About 40 per cent of ever married women in India have experienced physical or sexual violence at some stage with Bihar having the dubious distinction of highest number of spousal violence cases, the National Family Health Survey-III has revealed.
The final report of NFHS-III report released on Thursday said married women with no education were 46 per cent more likely to suffer from spousal violence than those having some education.
However, spousal violence extended to women who have 12 or more years of higher education, with 12 per cent of them reporting violence. Women in Himachal Pradesh suffered the least violence (6 per cent), the report revealed.
The final report released by Mission Director of the National Rural Health Mission G C Chaturvedi painted a mixed picture of India's overall reproductive health status.

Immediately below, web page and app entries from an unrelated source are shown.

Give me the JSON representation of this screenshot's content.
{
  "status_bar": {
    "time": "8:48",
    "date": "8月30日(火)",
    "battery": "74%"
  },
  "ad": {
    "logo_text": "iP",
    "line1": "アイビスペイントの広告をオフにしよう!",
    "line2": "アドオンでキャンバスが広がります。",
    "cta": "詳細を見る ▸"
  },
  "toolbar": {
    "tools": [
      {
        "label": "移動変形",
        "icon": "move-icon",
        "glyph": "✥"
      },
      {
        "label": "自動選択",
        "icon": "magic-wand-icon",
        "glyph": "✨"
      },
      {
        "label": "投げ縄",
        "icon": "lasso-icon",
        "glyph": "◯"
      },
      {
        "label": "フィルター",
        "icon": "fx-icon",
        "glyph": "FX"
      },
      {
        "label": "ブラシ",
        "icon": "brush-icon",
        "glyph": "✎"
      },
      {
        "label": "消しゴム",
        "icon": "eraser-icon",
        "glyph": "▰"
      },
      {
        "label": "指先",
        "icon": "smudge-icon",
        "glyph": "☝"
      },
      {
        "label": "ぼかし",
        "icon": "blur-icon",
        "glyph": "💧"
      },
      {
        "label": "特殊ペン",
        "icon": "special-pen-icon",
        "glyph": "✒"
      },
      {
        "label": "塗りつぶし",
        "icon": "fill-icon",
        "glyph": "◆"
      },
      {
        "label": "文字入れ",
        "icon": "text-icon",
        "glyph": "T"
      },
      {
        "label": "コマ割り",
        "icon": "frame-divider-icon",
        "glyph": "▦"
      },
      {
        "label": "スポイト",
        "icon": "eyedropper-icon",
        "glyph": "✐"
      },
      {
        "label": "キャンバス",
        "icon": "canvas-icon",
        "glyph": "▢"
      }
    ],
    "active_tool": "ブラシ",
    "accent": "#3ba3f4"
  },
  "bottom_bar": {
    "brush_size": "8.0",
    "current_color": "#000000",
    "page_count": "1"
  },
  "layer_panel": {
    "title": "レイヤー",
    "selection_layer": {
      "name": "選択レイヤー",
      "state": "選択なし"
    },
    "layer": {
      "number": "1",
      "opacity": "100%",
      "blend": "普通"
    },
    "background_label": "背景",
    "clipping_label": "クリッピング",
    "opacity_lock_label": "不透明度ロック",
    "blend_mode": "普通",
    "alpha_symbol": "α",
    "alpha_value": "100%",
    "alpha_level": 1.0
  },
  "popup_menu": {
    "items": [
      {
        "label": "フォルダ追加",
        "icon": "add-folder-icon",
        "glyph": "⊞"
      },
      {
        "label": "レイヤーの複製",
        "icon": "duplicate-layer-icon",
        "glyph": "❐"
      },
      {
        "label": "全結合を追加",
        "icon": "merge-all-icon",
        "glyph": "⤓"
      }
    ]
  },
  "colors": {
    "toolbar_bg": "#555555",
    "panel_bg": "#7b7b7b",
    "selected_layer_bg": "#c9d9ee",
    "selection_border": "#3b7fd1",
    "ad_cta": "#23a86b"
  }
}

On the one hand, women are having fewer children and infant mortality has dropped in the last seven years since the last NFHS survey in 1998-99. On the other hand, anaemia and malnutrition are still widespread among children and adults.
In an unusual juxtaposition, more adults, especially urban women, are overweight or obese than they were seven years ago.

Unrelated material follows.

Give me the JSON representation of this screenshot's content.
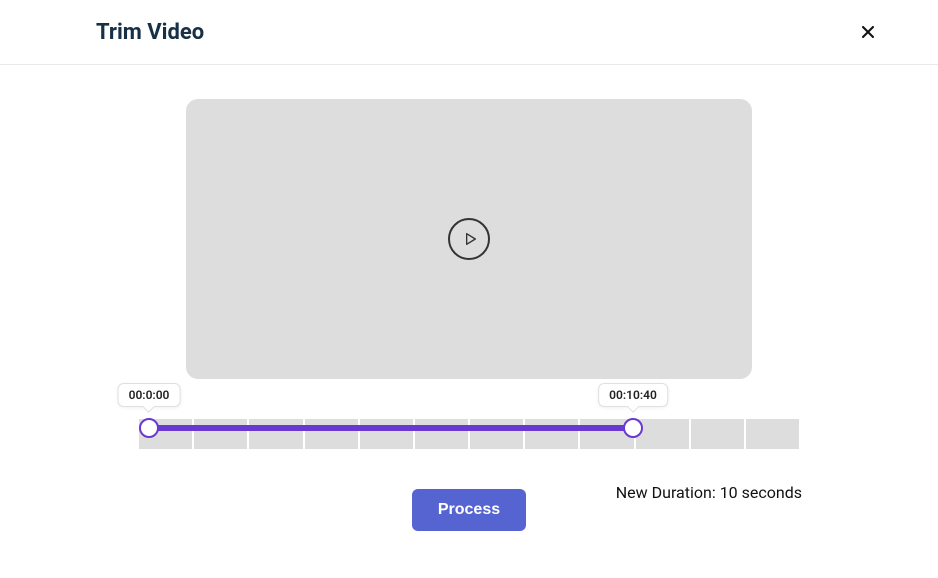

It revealed that smaller families are slowly becoming the norm with fertility dropping to an average of 2.7 children from 2.9 children in the NFHS-2. Ten states, mostly in Southern India, have reached replacement level or below replacement level fertility.
While son preference remains a barrier to more rapid decline in fertility, an increasing number of mothers with only daughters say they want no more children.
In NFHS-3, 62 per cent women with two daughters and no sons say they want no more children, compared with 47 per cent seven years ago in NFHS-2.
Declining fertility could be attributed largely to women's increased use of contraception. For the first time ever, more than half of currently married women in India are using contraception, and their use of modern contraceptive methods increased from 43 to 49 per cent between NFHS-2 and NFHS-3.
A rise in the average age at marriage is also contributing to the drop in fertility. Forty-five per cent women between 20-24 years of age were married before attaining legal age of maturity of 18 years, compared with 50 per cent seven years earlier. This shift in age of marriage also influences the median age at first birth, which has increased by six months to 19.8 years.